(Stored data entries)
——

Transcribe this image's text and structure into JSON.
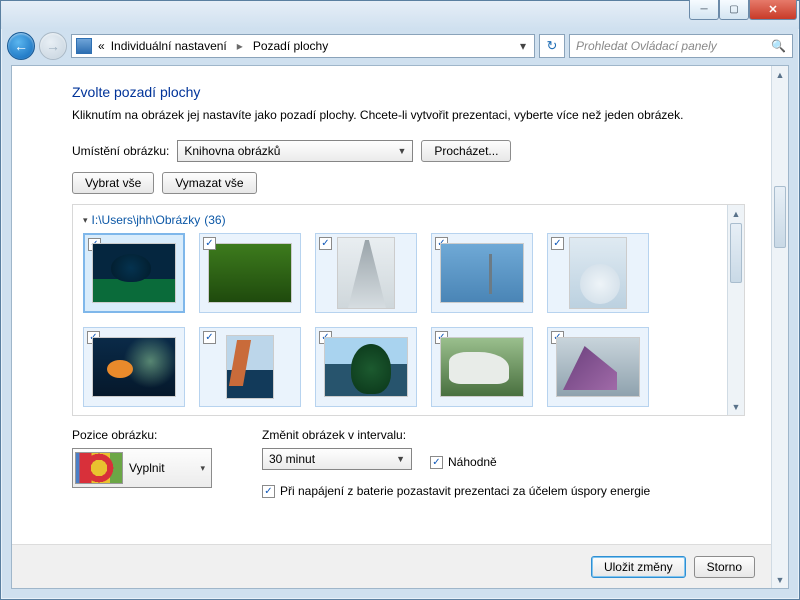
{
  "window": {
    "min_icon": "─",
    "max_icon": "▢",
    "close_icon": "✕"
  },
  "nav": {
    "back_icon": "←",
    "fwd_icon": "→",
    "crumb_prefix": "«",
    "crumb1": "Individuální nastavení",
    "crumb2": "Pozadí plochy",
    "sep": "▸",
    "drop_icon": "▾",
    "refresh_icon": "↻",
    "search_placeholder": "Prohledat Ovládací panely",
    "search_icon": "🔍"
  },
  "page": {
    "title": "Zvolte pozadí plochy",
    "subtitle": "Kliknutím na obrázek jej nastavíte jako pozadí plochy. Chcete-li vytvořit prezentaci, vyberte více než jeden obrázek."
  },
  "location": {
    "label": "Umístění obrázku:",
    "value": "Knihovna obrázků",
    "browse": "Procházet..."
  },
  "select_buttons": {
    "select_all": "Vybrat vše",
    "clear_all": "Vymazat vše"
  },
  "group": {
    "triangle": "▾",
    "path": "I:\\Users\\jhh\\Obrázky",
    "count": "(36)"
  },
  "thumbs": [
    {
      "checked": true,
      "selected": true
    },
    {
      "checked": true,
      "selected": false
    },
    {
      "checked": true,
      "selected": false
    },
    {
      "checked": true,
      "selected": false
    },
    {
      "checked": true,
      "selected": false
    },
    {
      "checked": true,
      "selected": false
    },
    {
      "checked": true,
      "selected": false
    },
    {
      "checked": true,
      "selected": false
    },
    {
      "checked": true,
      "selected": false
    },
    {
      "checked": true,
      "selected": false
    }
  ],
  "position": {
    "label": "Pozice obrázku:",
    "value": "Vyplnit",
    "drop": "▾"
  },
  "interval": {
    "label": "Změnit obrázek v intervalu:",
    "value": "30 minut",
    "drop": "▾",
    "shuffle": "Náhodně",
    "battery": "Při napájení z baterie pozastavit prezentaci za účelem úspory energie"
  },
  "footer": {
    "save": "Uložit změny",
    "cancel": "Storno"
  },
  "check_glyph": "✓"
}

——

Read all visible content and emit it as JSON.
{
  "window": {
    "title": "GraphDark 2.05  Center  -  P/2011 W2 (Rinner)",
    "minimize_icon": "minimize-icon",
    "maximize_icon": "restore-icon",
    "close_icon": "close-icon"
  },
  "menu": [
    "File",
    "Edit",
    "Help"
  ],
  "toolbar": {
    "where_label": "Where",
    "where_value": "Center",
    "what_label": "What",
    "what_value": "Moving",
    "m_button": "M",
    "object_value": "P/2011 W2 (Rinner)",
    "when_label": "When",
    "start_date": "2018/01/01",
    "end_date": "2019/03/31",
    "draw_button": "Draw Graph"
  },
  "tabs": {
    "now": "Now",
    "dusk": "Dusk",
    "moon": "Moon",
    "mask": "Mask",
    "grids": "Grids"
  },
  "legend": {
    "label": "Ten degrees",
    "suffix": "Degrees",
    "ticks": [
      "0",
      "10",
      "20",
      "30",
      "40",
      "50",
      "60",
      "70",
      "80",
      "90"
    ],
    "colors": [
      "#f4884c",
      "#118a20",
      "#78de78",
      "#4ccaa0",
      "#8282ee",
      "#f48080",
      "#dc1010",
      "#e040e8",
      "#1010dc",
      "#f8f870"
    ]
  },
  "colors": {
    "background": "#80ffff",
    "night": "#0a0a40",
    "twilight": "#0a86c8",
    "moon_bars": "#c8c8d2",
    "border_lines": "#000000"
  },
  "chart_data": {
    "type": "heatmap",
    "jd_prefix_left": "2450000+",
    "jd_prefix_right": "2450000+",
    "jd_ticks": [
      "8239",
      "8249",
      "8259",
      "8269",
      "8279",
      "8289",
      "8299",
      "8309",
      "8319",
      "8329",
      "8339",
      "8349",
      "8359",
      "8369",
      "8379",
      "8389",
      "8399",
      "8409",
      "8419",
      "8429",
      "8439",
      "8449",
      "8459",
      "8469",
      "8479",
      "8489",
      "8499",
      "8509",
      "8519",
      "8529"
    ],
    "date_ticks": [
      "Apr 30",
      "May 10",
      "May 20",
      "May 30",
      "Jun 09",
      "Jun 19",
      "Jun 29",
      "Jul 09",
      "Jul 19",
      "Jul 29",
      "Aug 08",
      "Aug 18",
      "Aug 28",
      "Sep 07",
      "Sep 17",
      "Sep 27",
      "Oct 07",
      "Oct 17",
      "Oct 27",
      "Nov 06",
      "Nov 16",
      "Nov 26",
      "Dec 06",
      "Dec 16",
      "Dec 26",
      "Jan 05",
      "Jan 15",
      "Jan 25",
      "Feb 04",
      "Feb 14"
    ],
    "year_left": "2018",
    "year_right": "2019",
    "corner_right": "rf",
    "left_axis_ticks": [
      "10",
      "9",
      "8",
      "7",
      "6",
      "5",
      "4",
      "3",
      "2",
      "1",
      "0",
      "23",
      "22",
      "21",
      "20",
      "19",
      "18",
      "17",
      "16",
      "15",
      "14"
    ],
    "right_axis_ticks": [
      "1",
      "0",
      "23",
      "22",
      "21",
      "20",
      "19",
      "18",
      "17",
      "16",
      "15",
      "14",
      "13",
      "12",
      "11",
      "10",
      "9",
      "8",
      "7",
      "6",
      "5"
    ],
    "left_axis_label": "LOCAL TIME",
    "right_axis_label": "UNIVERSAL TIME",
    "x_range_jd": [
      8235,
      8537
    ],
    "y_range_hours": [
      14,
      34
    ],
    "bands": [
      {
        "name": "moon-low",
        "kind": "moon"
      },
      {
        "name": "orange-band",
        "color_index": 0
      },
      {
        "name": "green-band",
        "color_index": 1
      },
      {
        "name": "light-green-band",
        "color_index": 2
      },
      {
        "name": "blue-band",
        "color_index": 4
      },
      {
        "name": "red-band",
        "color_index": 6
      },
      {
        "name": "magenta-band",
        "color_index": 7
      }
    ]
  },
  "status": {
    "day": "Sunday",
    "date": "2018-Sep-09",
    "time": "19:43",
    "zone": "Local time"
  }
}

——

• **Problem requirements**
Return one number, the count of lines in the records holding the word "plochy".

• **Response to the task**
3